The Volkswagen Golf is a small family car produced by the German manufacturer Volkswagen since 1974, marketed worldwide across seven generations, in various body configurations and under various nameplates – as the Volkswagen Rabbit in the United States and Canada (Mk1 and Mk5), and as the Volkswagen Caribe in Mexico (Mk1).
The original Golf Mk1 was a front-wheel drive, front-engined replacement for the air-cooled, rear-engined, rear-wheel drive Volkswagen Beetle. Historically, the Golf is Volkswagen's best-selling model and the world's second best-selling model, with more than 29 million built by 2012.
Most production of the Golf was initially in the 3-door hatchback style. Other variants include a 5-door hatchback, station wagon (Variant, from 1993), convertible (Cabriolet and Cabrio, 1979–2002, 2011–present), and a Golf-derived notchback sedan, variously called Volkswagen Jetta, Volkswagen Vento (from 1992) or Volkswagen Bora (from 1999). The cars have filled many market segments, from basic personal cars, to high-performance hot hatches.
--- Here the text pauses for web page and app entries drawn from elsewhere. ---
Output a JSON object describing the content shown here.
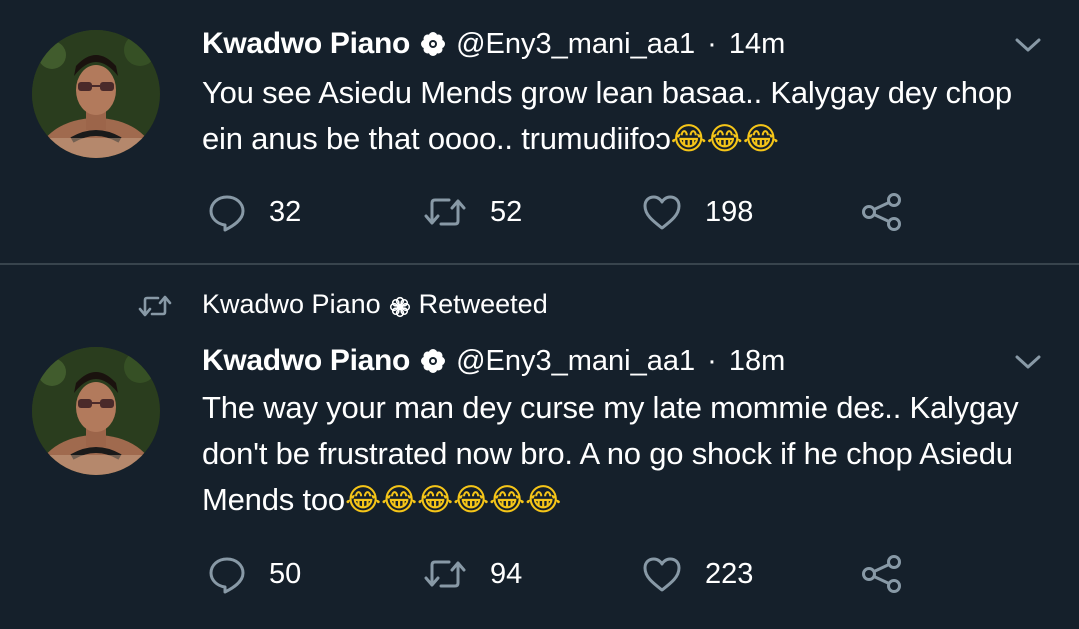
{
  "tweets": [
    {
      "display_name": "Kwadwo Piano",
      "handle": "@Eny3_mani_aa1",
      "dot": "·",
      "time": "14m",
      "text": "You see Asiedu Mends grow lean basaa.. Kalygay dey chop ein anus be that oooo.. trumudiifoɔ",
      "emojis": "😂😂😂",
      "replies": "32",
      "retweets": "52",
      "likes": "198"
    },
    {
      "retweet_context": {
        "name": "Kwadwo Piano",
        "label": "Retweeted"
      },
      "display_name": "Kwadwo Piano",
      "handle": "@Eny3_mani_aa1",
      "dot": "·",
      "time": "18m",
      "text": "The way your man dey curse my late mommie deɛ.. Kalygay don't be frustrated now bro. A no go shock if he chop Asiedu Mends too",
      "emojis": "😂😂😂😂😂😂",
      "replies": "50",
      "retweets": "94",
      "likes": "223"
    }
  ],
  "colors": {
    "background": "#15202b",
    "divider": "#38444d",
    "text": "#ffffff",
    "icon": "#8899a6"
  },
  "icons": {
    "verified": "flower-badge-icon",
    "caret": "chevron-down-icon",
    "reply": "speech-bubble-icon",
    "retweet": "retweet-arrows-icon",
    "like": "heart-outline-icon",
    "share": "share-nodes-icon"
  }
}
The Volkswagen Golf has won many awards throughout its history. The Volkswagen Golf won the World Car of the Year in 2009 with the Volkswagen Golf Mk6 and in 2013 with the Volkswagen Golf Mk7. Every generation of Golf has been a runner-up in the European Car of the Year awards. The Golf is one of only two cars, the other being the Renault Clio, to have been voted European Car of the Year twice, in 1992 and 2013. The Volkswagen Golf has made the Car and Driver annual 10 Best list multiple times. Volkswagen Golf - Wikipedia, the free encyclopedia